ROCHESTER, NY — A gift of $3,263,000 from the Catherine Filene Shouse Foundation will go to the Eastman School of Music to support and extend the School’s innovative Arts Leadership Program.
The funding, which will be given over three years, is the foundation’s first endowment grant as well as the largest single grant ever received from a foundation by the School. The Catherine Filene Shouse Foundation, established in 1989 to further the performing arts and education, has supported the internship component of Eastman’s Arts Leadership Program since it was established in 1996.
“We are, of course, very grateful to the foundation for this generous gift,” said Eastman Director James Undercofler. “It’s also an enormous honor to have Catherine Filene Shouse’s name associated with a program that offers so much to our students.”
The newly named Catherine Filene Shouse Arts Leadership Program prepares students not only to perform and to teach, but also to assume leadership roles in arts organizations. The program includes internships with arts organizations, guest presentations, and courses such as “Entertainment Law and Music,” “Entrepreneurship in Music,” “Politics of Art,” and “Artistic Programming for the Symphony Orchestra: Balancing Artistic Goals with Financial Realities.”
“By providing a broad exposure to a variety of music-related topics, students develop a comprehensive understanding of the arts world,” said Douglas Dempster, founding director of Eastman’s Arts Leadership Program. “This background is invaluable as they begin careers in any area of music, whether onstage or behind the scenes.”
The 70 alumni of the program have found performing and administrative positions with notable arts organizations including Columbia Artists Management, the Atlanta Symphony, Detroit Symphony Orchestra, the Symphony Orchestra Institute, the Juilliard School, and the National Endowment for the Arts. Some are now in graduate school.
“To meet the needs of today’s complex world, our nation’s arts organizations need the talents of creative young people who understand the practical realities of the arts,” said Alice F. Emerson, president of the Catherine Filene Shouse Foundation. “Eastman’s Catherine Filene Shouse Arts Leadership Program prepares students for the challenges they’ll face.”
Future additions to the program that will be made possible with the support of the Catherine Filene Shouse Foundation include:
· An annual distinguished guest lecture series to be named in honor of Mrs. Shouse;
· Curriculum-development grants for faculty;

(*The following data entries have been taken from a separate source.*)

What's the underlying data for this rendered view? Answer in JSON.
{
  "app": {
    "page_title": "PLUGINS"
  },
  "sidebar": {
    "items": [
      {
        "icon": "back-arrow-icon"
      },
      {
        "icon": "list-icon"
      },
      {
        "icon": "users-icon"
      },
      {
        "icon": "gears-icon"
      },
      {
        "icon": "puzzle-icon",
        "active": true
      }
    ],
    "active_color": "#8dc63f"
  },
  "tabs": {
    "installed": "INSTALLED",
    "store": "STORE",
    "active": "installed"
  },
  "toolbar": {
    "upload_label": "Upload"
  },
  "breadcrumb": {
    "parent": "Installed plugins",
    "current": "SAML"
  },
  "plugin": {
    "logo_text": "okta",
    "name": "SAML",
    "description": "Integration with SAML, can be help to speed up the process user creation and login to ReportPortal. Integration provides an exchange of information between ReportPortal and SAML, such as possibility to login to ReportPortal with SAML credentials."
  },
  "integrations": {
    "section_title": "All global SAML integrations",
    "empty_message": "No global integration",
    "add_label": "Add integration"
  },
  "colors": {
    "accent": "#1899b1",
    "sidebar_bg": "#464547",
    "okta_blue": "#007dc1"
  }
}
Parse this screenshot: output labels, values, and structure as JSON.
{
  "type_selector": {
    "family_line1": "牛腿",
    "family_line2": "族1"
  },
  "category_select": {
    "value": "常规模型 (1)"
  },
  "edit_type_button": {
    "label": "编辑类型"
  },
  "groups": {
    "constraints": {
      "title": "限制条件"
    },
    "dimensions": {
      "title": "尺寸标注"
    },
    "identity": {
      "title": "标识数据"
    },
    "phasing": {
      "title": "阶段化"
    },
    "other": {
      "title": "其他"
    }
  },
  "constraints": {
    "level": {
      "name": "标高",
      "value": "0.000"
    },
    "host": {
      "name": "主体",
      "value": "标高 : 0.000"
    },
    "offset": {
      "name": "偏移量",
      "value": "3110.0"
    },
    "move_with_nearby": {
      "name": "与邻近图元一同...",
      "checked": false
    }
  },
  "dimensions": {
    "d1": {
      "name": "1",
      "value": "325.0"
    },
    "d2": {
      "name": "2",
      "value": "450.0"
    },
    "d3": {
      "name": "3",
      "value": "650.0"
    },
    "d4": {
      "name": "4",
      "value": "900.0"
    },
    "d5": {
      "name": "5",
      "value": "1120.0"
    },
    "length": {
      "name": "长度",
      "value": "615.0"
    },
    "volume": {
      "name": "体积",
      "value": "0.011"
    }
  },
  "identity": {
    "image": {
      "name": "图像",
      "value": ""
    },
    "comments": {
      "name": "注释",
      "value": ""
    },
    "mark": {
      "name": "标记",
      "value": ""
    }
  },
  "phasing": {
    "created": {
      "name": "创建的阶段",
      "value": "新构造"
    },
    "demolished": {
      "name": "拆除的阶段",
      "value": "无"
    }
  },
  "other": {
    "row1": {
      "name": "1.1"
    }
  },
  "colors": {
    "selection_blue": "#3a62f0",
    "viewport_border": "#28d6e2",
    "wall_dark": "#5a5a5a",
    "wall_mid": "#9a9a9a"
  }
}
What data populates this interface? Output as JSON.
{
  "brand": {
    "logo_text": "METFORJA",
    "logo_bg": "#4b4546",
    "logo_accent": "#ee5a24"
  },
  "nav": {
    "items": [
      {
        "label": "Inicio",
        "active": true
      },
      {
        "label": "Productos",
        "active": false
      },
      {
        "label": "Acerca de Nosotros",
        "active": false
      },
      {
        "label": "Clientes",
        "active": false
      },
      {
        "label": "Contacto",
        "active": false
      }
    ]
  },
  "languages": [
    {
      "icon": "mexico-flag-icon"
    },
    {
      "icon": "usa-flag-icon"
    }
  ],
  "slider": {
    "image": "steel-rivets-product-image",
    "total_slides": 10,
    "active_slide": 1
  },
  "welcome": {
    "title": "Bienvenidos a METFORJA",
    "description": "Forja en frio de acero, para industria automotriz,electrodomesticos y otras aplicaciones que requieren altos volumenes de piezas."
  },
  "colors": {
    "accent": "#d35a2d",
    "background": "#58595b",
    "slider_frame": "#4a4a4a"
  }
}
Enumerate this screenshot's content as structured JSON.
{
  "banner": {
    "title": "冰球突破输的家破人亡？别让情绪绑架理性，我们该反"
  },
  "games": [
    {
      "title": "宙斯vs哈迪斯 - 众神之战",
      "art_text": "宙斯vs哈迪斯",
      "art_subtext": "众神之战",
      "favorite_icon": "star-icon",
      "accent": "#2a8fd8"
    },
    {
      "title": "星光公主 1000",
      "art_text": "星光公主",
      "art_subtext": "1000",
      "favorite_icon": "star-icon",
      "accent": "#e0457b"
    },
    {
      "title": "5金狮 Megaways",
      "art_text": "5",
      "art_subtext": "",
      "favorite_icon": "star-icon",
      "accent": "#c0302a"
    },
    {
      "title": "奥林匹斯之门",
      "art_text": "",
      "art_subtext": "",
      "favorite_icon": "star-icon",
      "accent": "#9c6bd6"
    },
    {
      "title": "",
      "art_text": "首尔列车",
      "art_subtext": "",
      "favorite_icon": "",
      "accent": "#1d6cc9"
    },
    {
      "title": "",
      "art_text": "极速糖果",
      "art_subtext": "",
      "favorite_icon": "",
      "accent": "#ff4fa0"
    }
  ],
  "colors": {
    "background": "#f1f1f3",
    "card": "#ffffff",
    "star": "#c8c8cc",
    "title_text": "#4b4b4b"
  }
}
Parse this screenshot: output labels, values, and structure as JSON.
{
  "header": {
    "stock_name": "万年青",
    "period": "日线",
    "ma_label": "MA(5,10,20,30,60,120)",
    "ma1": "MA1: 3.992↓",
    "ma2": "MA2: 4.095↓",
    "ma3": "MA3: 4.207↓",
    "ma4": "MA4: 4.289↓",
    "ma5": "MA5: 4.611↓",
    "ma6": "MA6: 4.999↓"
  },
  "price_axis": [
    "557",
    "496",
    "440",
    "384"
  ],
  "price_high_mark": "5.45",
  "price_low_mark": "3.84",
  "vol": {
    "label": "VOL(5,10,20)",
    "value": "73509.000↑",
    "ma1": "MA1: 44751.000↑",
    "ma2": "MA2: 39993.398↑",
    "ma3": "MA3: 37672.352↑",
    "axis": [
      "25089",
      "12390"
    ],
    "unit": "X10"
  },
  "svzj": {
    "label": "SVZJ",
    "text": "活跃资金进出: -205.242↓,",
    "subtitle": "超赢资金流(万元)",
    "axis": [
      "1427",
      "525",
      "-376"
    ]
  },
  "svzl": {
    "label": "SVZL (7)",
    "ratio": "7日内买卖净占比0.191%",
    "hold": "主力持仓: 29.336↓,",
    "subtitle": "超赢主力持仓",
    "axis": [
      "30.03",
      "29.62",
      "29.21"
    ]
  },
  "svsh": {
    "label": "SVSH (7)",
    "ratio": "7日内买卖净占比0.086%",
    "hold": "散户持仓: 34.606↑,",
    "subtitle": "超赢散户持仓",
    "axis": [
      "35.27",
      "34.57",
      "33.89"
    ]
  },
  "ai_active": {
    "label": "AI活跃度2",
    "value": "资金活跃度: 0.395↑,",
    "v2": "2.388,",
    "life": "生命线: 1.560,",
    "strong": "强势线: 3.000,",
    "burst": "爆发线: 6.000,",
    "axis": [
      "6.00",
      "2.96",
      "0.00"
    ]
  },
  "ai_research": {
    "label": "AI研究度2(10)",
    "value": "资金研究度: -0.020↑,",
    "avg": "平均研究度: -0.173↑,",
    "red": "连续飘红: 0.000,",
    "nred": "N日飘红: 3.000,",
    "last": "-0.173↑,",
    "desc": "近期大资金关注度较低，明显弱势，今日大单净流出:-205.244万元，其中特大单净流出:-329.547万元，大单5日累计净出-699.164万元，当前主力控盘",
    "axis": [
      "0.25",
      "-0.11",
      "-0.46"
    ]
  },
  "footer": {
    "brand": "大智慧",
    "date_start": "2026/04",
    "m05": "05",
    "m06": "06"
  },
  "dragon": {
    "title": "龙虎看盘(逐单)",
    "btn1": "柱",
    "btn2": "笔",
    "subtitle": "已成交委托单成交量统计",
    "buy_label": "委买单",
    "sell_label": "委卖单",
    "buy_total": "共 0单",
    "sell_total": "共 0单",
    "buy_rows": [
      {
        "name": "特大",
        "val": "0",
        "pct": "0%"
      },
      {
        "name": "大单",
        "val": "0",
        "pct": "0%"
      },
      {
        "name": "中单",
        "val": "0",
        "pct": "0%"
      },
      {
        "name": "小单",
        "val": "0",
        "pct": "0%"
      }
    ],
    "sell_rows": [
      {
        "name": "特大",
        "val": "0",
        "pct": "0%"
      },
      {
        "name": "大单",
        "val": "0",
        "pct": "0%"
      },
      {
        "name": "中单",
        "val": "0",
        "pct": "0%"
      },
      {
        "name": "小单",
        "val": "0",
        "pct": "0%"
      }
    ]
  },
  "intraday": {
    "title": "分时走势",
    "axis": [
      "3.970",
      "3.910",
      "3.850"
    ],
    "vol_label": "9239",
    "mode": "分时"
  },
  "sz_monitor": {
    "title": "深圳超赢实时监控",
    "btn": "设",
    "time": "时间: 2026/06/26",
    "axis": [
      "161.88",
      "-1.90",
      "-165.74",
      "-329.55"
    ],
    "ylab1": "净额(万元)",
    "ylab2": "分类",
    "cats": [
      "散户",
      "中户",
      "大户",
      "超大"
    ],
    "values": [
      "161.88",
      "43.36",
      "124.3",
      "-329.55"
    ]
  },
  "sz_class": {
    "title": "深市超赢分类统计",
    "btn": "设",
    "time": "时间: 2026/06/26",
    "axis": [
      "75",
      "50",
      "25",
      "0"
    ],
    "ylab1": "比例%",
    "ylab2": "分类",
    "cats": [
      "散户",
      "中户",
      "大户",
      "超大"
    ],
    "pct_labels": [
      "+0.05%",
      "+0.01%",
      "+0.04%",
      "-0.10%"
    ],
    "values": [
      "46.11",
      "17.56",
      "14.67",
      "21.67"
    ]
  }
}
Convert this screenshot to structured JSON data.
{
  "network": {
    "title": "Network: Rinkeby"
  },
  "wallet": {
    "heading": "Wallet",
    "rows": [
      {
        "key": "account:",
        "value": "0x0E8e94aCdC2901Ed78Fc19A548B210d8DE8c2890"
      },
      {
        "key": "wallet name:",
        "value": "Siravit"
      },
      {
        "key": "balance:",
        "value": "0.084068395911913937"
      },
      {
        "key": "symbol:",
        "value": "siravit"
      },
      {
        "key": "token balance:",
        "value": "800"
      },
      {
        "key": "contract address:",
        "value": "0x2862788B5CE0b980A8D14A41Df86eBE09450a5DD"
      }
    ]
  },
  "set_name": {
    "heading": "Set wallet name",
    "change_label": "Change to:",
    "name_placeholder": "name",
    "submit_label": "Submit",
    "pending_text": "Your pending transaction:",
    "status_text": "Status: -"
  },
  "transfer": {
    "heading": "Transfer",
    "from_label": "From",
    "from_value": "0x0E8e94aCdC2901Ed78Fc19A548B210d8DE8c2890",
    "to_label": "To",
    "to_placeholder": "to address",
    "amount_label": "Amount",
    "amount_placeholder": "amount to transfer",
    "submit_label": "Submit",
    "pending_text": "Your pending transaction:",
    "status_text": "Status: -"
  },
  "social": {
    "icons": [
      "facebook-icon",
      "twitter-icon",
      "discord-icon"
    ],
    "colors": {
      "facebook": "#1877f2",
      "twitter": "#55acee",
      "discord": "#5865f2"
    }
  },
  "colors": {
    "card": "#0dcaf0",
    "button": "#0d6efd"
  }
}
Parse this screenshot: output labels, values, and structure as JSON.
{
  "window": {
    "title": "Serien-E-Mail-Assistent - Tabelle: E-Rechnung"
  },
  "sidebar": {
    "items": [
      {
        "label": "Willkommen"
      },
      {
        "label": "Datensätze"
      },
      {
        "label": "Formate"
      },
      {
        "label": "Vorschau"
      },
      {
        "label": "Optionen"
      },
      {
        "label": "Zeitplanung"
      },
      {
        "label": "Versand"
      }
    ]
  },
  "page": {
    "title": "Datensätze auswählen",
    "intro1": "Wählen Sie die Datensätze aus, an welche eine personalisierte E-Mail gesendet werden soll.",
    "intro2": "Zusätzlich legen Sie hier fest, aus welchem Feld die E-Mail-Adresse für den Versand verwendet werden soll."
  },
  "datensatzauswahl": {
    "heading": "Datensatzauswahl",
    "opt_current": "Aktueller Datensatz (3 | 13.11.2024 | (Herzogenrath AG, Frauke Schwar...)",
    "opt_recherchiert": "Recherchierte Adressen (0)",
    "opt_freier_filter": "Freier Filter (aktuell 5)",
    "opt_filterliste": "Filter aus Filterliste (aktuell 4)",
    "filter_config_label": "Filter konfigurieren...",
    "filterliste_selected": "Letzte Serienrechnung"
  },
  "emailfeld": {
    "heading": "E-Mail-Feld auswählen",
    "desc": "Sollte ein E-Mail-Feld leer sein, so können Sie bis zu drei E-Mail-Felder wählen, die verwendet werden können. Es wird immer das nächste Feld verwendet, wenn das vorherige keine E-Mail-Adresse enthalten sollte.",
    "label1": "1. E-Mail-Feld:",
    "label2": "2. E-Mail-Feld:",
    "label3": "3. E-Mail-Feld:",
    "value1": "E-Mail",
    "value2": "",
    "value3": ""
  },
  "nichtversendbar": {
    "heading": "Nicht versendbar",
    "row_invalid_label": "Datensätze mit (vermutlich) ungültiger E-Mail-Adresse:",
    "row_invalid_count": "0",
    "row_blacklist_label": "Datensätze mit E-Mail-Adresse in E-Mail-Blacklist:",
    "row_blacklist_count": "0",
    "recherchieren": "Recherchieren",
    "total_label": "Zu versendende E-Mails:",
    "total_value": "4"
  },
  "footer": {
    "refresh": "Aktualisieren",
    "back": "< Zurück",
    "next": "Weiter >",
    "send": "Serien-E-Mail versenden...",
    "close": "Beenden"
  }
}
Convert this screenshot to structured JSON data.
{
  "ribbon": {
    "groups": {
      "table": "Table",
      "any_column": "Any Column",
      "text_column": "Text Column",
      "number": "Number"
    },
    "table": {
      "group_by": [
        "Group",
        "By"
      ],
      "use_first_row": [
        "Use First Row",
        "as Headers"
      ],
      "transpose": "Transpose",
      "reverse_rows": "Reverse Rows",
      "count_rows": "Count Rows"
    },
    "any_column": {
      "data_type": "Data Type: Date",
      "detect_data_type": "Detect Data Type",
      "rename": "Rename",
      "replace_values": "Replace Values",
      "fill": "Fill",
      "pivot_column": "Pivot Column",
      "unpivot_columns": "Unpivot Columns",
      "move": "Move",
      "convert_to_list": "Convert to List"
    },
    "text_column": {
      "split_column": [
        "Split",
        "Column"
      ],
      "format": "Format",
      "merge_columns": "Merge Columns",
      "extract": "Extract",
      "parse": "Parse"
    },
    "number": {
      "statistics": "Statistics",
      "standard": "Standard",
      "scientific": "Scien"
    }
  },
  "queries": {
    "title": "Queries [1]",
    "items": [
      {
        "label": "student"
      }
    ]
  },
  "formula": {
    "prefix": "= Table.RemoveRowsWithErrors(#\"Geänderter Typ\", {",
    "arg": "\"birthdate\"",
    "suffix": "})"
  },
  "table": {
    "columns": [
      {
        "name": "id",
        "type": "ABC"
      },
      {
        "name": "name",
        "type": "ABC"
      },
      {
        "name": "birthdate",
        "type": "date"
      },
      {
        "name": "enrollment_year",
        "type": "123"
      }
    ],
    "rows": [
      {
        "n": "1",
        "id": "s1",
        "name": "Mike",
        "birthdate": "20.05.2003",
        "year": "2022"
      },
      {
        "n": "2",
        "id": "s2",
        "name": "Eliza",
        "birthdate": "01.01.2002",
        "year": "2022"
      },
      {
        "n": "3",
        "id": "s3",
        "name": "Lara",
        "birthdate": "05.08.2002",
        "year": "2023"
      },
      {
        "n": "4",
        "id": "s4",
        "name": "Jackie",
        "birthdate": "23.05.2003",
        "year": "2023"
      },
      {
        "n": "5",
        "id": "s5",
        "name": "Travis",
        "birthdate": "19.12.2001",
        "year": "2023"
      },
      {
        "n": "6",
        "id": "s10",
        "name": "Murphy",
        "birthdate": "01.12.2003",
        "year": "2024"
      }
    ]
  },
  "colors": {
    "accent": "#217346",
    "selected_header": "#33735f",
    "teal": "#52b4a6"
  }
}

· An “externship” component comprising post-graduation internships and professional development opportunities for young alumni.
Catherine Filene Shouse, one of the most influential American women of the 20th century, was an adviser to 15 presidents, a visionary and dynamic advocate for humanitarian causes and a generous benefactor of the arts.
She was the first woman to receive a master of education degree from Harvard University, the first woman appointed to the National Democratic Committee, and the only woman in the 20th century to have been named Dame Commander of the British Empire and awarded the U.S. Presidential Medal of Freedom, the highest civilian awards in both Great Britain and the United States. She also received many prestigious awards, citations and honors from other nations and organizations. Her book, Careers for Women, was first published in 1920, and she actively promoted career training and career opportunities throughout her life.
Mrs. Shouse donated 100 acres of her Virginia farmland outside of Washington, D.C., and funds for construction of the Filene center amphitheater for creation of Wolf Trap ¾ the only national park for the performing arts and related education programs ¾ which opened July 1,1971. Even since her death in 1994 just months before her 99th birthday, Mrs. Shouse continues to receive honors for her lifelong contributions in many fields.
Eastman’s Arts Leadership Program also receives endowment support from the Starr Foundation.
Established in 1921 by George Eastman, founder of Eastman Kodak Co., the Eastman School of Music in Rochester, N.Y., has achieved international prominence including the top ranking in the U.S. News and World Report survey of the nation’s best graduate schools. Five Eastman-trained composers and three faculty members have been awarded the Pulitzer Prize for music, and the School’s graduates are members of all of America’s leading orchestras. Each year, the Eastman School presents more than 700 concerts by guest artists, faculty members and talented student ensembles. The School’s Community Education Division provides musical instruction at all levels for children and adults.
Note: A black-and-white photo of Mrs. Shouse is available upon request.